• [Your assignment] Go through the listing below and gather every line with the word "icon".
◇ ◇ ◇ ◇
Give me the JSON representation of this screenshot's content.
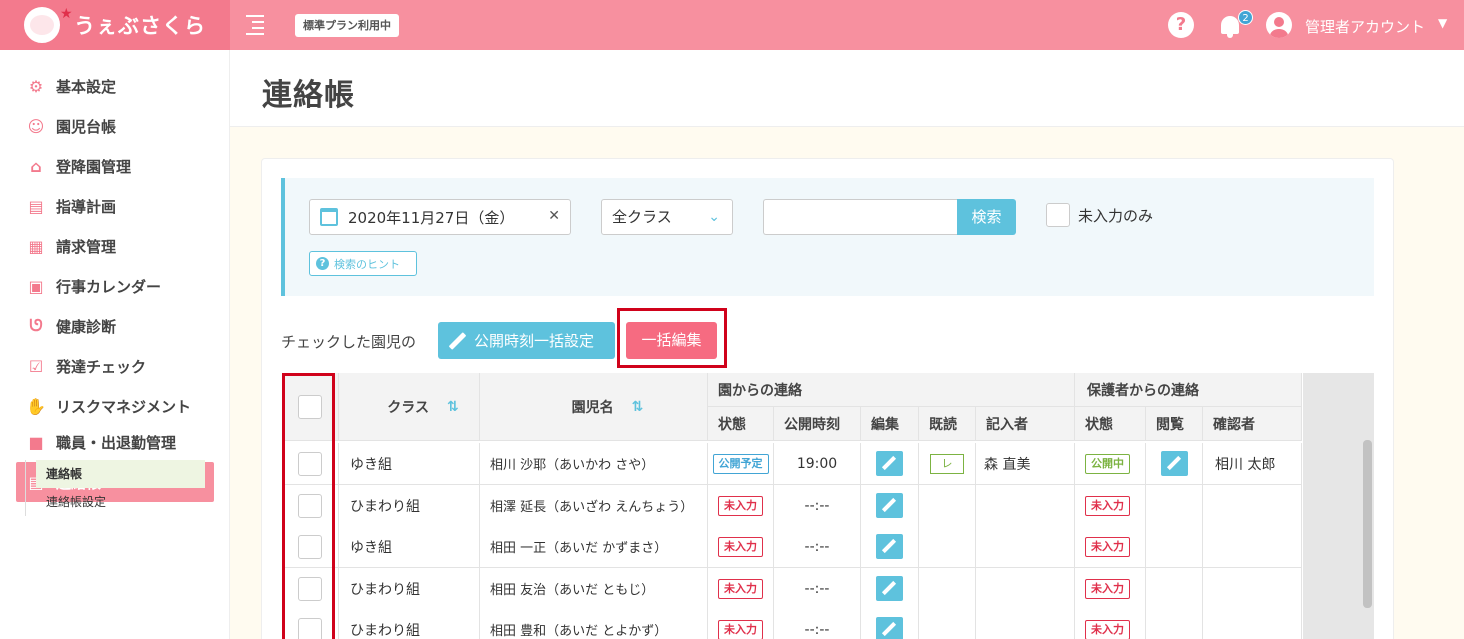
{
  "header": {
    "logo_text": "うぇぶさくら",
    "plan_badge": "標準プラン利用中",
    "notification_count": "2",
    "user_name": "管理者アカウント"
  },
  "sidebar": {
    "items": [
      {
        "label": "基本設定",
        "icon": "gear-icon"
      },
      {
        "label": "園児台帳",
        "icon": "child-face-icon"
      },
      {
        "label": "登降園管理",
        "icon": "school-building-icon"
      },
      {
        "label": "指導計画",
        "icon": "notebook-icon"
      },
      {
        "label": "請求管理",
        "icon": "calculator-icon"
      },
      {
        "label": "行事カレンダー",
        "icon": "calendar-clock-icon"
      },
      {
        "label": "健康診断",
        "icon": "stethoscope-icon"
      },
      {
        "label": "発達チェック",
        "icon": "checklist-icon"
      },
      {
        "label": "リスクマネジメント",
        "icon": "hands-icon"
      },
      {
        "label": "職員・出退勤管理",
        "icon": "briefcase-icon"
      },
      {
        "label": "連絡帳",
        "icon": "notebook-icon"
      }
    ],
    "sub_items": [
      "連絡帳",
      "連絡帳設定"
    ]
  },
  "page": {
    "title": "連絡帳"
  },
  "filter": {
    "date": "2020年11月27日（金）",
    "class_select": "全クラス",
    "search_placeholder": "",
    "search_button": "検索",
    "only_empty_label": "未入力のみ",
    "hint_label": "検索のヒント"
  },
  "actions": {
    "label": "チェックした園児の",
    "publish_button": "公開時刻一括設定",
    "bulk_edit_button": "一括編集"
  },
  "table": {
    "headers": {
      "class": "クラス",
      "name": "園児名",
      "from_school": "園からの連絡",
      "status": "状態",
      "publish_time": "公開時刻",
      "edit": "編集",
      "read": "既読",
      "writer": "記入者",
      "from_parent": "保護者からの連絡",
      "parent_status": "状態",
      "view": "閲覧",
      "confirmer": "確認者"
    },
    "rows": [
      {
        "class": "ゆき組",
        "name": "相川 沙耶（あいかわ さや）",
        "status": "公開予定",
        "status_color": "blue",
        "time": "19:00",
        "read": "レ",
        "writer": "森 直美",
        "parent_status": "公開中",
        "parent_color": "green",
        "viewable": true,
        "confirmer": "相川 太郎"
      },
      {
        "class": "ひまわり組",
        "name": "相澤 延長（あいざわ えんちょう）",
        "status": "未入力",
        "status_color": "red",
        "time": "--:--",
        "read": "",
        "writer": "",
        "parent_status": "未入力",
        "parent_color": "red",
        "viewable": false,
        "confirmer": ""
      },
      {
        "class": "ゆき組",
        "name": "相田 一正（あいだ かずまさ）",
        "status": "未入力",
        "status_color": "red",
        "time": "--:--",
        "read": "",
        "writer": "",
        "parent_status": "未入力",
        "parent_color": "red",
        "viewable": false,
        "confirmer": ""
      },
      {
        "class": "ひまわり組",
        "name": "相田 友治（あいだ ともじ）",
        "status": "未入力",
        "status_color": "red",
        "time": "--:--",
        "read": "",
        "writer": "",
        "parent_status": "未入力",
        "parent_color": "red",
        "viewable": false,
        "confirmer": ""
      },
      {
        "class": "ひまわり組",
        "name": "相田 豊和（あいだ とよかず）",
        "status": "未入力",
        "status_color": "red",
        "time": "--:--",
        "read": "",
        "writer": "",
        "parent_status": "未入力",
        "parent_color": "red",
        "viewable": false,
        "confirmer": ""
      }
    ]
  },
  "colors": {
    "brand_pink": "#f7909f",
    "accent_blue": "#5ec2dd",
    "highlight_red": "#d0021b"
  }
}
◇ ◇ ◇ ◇
• [Reply]
        "icon": "gear-icon"
        "icon": "child-face-icon"
        "icon": "school-building-icon"
        "icon": "notebook-icon"
        "icon": "calculator-icon"
        "icon": "calendar-clock-icon"
        "icon": "stethoscope-icon"
        "icon": "checklist-icon"
        "icon": "hands-icon"
        "icon": "briefcase-icon"
        "icon": "notebook-icon"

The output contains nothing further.